WHAT YOU WILL DO:
Please repeat every entry exactly as given, apart from dropping the images.
------------------------------------------------
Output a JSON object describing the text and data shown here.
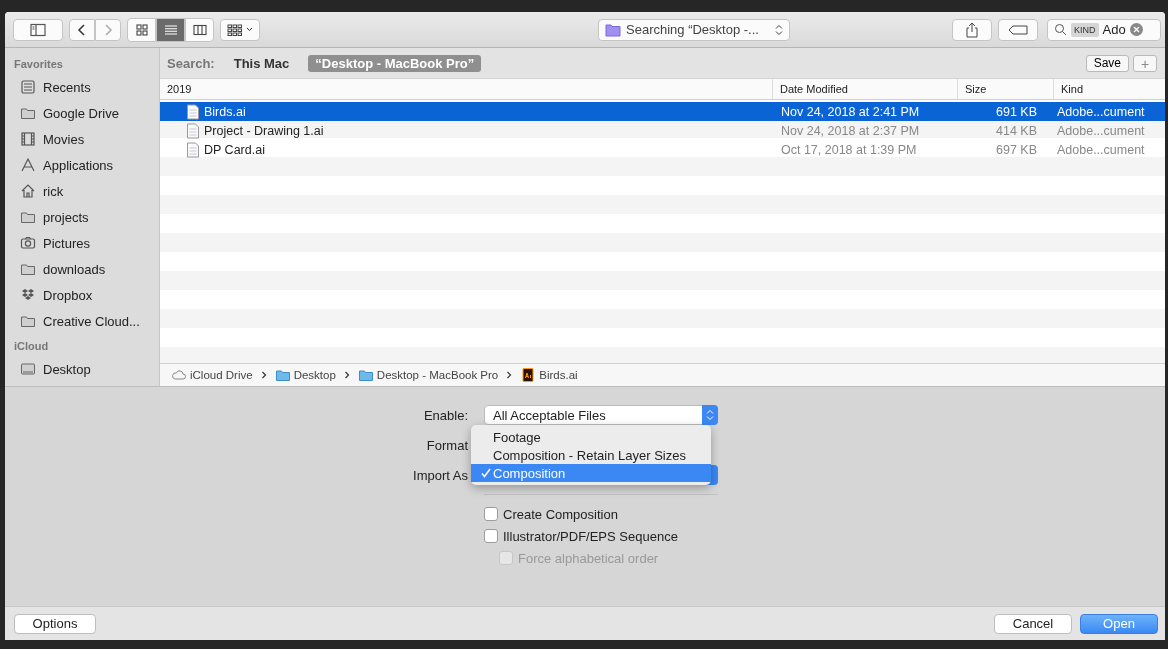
{
  "toolbar": {
    "views": [
      {
        "kind": "icon",
        "selected": false
      },
      {
        "kind": "list",
        "selected": true
      },
      {
        "kind": "column",
        "selected": false
      }
    ],
    "location": "Searching “Desktop -...",
    "search": {
      "token": "KIND",
      "value": "Ado"
    }
  },
  "search_bar": {
    "label": "Search:",
    "scopes": [
      {
        "label": "This Mac",
        "selected": false
      },
      {
        "label": "“Desktop - MacBook Pro”",
        "selected": true
      }
    ],
    "save": "Save",
    "add": "+"
  },
  "sidebar": {
    "sections": [
      {
        "title": "Favorites",
        "items": [
          {
            "label": "Recents",
            "kind": "recents"
          },
          {
            "label": "Google Drive",
            "kind": "folder"
          },
          {
            "label": "Movies",
            "kind": "film"
          },
          {
            "label": "Applications",
            "kind": "apps"
          },
          {
            "label": "rick",
            "kind": "home"
          },
          {
            "label": "projects",
            "kind": "folder"
          },
          {
            "label": "Pictures",
            "kind": "camera"
          },
          {
            "label": "downloads",
            "kind": "folder"
          },
          {
            "label": "Dropbox",
            "kind": "dropbox"
          },
          {
            "label": "Creative Cloud...",
            "kind": "folder"
          }
        ]
      },
      {
        "title": "iCloud",
        "items": [
          {
            "label": "Desktop",
            "kind": "desktop"
          }
        ]
      }
    ]
  },
  "table": {
    "columns": [
      "2019",
      "Date Modified",
      "Size",
      "Kind"
    ],
    "rows": [
      {
        "name": "Birds.ai",
        "date": "Nov 24, 2018 at 2:41 PM",
        "size": "691 KB",
        "kind": "Adobe...cument",
        "selected": true
      },
      {
        "name": "Project - Drawing 1.ai",
        "date": "Nov 24, 2018 at 2:37 PM",
        "size": "414 KB",
        "kind": "Adobe...cument",
        "selected": false
      },
      {
        "name": "DP Card.ai",
        "date": "Oct 17, 2018 at 1:39 PM",
        "size": "697 KB",
        "kind": "Adobe...cument",
        "selected": false
      }
    ]
  },
  "path_bar": [
    {
      "label": "iCloud Drive",
      "kind": "cloud"
    },
    {
      "label": "Desktop",
      "kind": "folder"
    },
    {
      "label": "Desktop - MacBook Pro",
      "kind": "folder"
    },
    {
      "label": "Birds.ai",
      "kind": "ai"
    }
  ],
  "options": {
    "enable": {
      "label": "Enable:",
      "value": "All Acceptable Files"
    },
    "format": {
      "label": "Format"
    },
    "import_as": {
      "label": "Import As"
    },
    "menu": [
      {
        "label": "Footage",
        "selected": false
      },
      {
        "label": "Composition - Retain Layer Sizes",
        "selected": false
      },
      {
        "label": "Composition",
        "selected": true
      }
    ],
    "checkboxes": [
      {
        "label": "Create Composition",
        "checked": false,
        "disabled": false
      },
      {
        "label": "Illustrator/PDF/EPS Sequence",
        "checked": false,
        "disabled": false
      },
      {
        "label": "Force alphabetical order",
        "checked": false,
        "disabled": true
      }
    ]
  },
  "footer": {
    "buttons": [
      {
        "label": "Options",
        "kind": "plain"
      },
      {
        "label": "Cancel",
        "kind": "plain"
      },
      {
        "label": "Open",
        "kind": "default"
      }
    ]
  }
}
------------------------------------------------
OUTPUT OF THE TASK:
Output a JSON object describing the text and data shown here.
{
  "toolbar": {
    "views": [
      {
        "kind": "icon",
        "selected": false
      },
      {
        "kind": "list",
        "selected": true
      },
      {
        "kind": "column",
        "selected": false
      }
    ],
    "location": "Searching “Desktop -...",
    "search": {
      "token": "KIND",
      "value": "Ado"
    }
  },
  "search_bar": {
    "label": "Search:",
    "scopes": [
      {
        "label": "This Mac",
        "selected": false
      },
      {
        "label": "“Desktop - MacBook Pro”",
        "selected": true
      }
    ],
    "save": "Save",
    "add": "+"
  },
  "sidebar": {
    "sections": [
      {
        "title": "Favorites",
        "items": [
          {
            "label": "Recents",
            "kind": "recents"
          },
          {
            "label": "Google Drive",
            "kind": "folder"
          },
          {
            "label": "Movies",
            "kind": "film"
          },
          {
            "label": "Applications",
            "kind": "apps"
          },
          {
            "label": "rick",
            "kind": "home"
          },
          {
            "label": "projects",
            "kind": "folder"
          },
          {
            "label": "Pictures",
            "kind": "camera"
          },
          {
            "label": "downloads",
            "kind": "folder"
          },
          {
            "label": "Dropbox",
            "kind": "dropbox"
          },
          {
            "label": "Creative Cloud...",
            "kind": "folder"
          }
        ]
      },
      {
        "title": "iCloud",
        "items": [
          {
            "label": "Desktop",
            "kind": "desktop"
          }
        ]
      }
    ]
  },
  "table": {
    "columns": [
      "2019",
      "Date Modified",
      "Size",
      "Kind"
    ],
    "rows": [
      {
        "name": "Birds.ai",
        "date": "Nov 24, 2018 at 2:41 PM",
        "size": "691 KB",
        "kind": "Adobe...cument",
        "selected": true
      },
      {
        "name": "Project - Drawing 1.ai",
        "date": "Nov 24, 2018 at 2:37 PM",
        "size": "414 KB",
        "kind": "Adobe...cument",
        "selected": false
      },
      {
        "name": "DP Card.ai",
        "date": "Oct 17, 2018 at 1:39 PM",
        "size": "697 KB",
        "kind": "Adobe...cument",
        "selected": false
      }
    ]
  },
  "path_bar": [
    {
      "label": "iCloud Drive",
      "kind": "cloud"
    },
    {
      "label": "Desktop",
      "kind": "folder"
    },
    {
      "label": "Desktop - MacBook Pro",
      "kind": "folder"
    },
    {
      "label": "Birds.ai",
      "kind": "ai"
    }
  ],
  "options": {
    "enable": {
      "label": "Enable:",
      "value": "All Acceptable Files"
    },
    "format": {
      "label": "Format"
    },
    "import_as": {
      "label": "Import As"
    },
    "menu": [
      {
        "label": "Footage",
        "selected": false
      },
      {
        "label": "Composition - Retain Layer Sizes",
        "selected": false
      },
      {
        "label": "Composition",
        "selected": true
      }
    ],
    "checkboxes": [
      {
        "label": "Create Composition",
        "checked": false,
        "disabled": false
      },
      {
        "label": "Illustrator/PDF/EPS Sequence",
        "checked": false,
        "disabled": false
      },
      {
        "label": "Force alphabetical order",
        "checked": false,
        "disabled": true
      }
    ]
  },
  "footer": {
    "buttons": [
      {
        "label": "Options",
        "kind": "plain"
      },
      {
        "label": "Cancel",
        "kind": "plain"
      },
      {
        "label": "Open",
        "kind": "default"
      }
    ]
  }
}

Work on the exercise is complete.